La Casita

The hidden gem of Ybor City’s Centennial Park

Ybor City would not have earned the name “The Cigar Capital of the World” if it was not for the cigar workers who made its factories go. Today, La Casita is dedicated to those cigar workers.

There is a treasure hidden across from Ybor City’s Centennial Park. It is not a pot of gold, but a house. At first sight, it seems like an ordinary shotgun house, but there is more to it than meets the eye.

La Casita, or small house, is a restored cigar workers’ home. It was refurbished and moved to its current location in 1976 as part of an initiative to preserve its historical significance. Since then, the casita has been part of the Ybor City State Museum housed in the old Ferlita Bakery. Along with a visit to the museum comes a tour of the casita, providing visitors the opportunity to travel back in time and learn more about life as a cigarmaker in Ybor City.

Historically, casitas were provided by Vincente Martínez Ybor, founder of Ybor City, to cigar workers during their employment in his factories. The two-bedroom casitas housed the workers’ families, sometimes even grandparents. After a hard day of rolling cigars or stripping tobacco, workers would return to their casitas to eat and wash up. Later, they might join their fellows at the social clubs of Ybor City: the Italian Club, the Centro Español, the Centro Asturiano, and La Union Martí-Maceo. There, they would spend the rest of their night playing dominoes or reading the newspaper, before returning to their casitas.

The casita of Centennial Park looks just like any other dwelling of the early 1900s. Despite its discreet exterior, however, there is nothing simple about the treasures which it holds inside. The house is furnished and decorated to replicate a typical cigar worker’s home. Photographs, cigar labels, and even a cigar worker’s station can be found in its interior. Donated by the families of immigrants, these reminiscences are meant to keep the story and significance of immigrant workers alive.

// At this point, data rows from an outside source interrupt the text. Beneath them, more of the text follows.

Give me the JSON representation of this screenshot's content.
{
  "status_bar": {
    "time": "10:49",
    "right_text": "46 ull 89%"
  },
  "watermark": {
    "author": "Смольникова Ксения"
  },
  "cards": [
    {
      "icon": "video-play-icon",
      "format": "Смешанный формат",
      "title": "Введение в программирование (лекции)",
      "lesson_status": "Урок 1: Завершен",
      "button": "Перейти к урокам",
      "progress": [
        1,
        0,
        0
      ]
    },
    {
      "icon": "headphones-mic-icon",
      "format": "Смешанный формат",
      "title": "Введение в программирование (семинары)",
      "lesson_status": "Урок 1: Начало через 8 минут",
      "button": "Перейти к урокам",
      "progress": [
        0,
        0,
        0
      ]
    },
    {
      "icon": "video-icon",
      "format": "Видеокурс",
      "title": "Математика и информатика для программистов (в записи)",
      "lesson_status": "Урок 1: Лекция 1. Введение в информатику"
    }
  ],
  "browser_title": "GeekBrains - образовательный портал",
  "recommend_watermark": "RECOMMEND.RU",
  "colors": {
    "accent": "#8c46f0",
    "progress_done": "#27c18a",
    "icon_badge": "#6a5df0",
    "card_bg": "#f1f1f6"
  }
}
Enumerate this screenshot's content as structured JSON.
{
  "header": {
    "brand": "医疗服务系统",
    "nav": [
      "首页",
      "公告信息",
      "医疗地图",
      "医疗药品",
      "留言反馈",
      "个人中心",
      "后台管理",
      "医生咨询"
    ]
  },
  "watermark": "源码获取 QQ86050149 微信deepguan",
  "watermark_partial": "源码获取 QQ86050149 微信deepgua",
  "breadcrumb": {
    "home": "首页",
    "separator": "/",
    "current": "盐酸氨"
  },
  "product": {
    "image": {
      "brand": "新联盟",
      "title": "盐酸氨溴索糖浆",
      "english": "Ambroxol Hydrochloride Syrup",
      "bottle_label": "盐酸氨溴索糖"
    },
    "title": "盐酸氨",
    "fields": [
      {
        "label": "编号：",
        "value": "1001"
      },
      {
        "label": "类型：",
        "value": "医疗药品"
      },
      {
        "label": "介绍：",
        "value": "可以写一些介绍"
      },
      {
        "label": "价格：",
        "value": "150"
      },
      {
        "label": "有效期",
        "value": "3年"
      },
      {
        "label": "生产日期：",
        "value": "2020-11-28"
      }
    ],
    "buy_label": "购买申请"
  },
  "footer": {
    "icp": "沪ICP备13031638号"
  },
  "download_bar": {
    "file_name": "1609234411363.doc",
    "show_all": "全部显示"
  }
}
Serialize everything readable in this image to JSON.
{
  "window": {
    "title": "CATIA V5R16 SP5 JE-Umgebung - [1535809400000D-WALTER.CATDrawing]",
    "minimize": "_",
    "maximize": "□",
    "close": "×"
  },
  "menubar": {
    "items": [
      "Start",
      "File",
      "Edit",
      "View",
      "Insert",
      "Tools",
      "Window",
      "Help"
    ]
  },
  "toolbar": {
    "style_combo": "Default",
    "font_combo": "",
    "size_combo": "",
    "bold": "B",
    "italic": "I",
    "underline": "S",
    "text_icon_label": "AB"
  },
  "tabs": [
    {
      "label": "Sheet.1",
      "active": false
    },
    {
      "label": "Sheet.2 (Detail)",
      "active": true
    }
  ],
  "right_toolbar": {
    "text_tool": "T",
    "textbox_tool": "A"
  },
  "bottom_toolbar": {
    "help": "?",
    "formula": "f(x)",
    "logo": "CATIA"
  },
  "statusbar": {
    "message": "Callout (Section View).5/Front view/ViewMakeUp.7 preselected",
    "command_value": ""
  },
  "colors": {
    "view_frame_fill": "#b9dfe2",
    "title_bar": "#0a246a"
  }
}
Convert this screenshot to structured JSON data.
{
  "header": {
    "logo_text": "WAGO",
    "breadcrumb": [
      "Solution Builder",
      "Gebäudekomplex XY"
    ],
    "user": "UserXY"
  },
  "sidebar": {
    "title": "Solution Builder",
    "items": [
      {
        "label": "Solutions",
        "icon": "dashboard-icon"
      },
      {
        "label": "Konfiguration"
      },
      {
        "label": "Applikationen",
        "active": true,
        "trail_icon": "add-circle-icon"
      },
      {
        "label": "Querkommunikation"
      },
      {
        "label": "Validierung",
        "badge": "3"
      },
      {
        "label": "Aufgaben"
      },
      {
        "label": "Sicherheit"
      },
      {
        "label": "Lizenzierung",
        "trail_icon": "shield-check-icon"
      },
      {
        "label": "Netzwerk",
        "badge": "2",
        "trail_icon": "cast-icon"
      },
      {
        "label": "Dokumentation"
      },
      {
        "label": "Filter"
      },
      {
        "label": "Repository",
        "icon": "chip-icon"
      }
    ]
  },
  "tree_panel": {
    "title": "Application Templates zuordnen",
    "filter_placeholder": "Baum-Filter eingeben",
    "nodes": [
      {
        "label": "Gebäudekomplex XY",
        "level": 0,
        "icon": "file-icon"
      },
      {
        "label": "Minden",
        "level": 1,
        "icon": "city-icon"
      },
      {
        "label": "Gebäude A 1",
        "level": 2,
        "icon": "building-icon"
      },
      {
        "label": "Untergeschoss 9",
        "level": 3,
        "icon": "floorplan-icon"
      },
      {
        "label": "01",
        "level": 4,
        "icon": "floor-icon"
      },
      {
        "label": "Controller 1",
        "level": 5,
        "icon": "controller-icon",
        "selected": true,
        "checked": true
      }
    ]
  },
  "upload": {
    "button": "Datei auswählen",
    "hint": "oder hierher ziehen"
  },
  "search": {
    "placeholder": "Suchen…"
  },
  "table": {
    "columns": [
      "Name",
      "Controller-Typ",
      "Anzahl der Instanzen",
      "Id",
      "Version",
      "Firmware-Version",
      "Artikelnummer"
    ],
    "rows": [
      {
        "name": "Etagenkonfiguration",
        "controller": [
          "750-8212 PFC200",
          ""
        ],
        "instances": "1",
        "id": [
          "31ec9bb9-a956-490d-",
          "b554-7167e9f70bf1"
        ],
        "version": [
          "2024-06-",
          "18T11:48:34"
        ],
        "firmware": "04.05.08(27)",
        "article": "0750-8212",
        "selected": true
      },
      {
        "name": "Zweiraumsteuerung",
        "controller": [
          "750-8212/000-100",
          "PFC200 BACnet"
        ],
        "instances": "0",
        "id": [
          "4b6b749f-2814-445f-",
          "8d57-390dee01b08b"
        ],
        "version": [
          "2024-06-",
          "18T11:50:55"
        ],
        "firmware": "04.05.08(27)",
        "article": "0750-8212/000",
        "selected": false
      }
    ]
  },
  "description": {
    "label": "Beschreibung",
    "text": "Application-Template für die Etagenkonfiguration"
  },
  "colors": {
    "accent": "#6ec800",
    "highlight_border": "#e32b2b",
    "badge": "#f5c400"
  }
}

It is in this tour that visitors learn about the nail outside of the door, which was meant to hold the loaf of Cuban bread that was delivered fresh each morning. They learn that a number hung outside the house told the iceman how much ice was needed, and they can see the vegetable garden and exterior restroom at the rear of the house.

There is no better location for La Casita than the vicinity of Centennial Park. The park celebrates more than 100 years of Ybor City’s history and honors the immigrants who built the neighborhood. And, the purpose of La Casita is to illustrate how they had so little but gave so much.



1804 East Ninth Avenue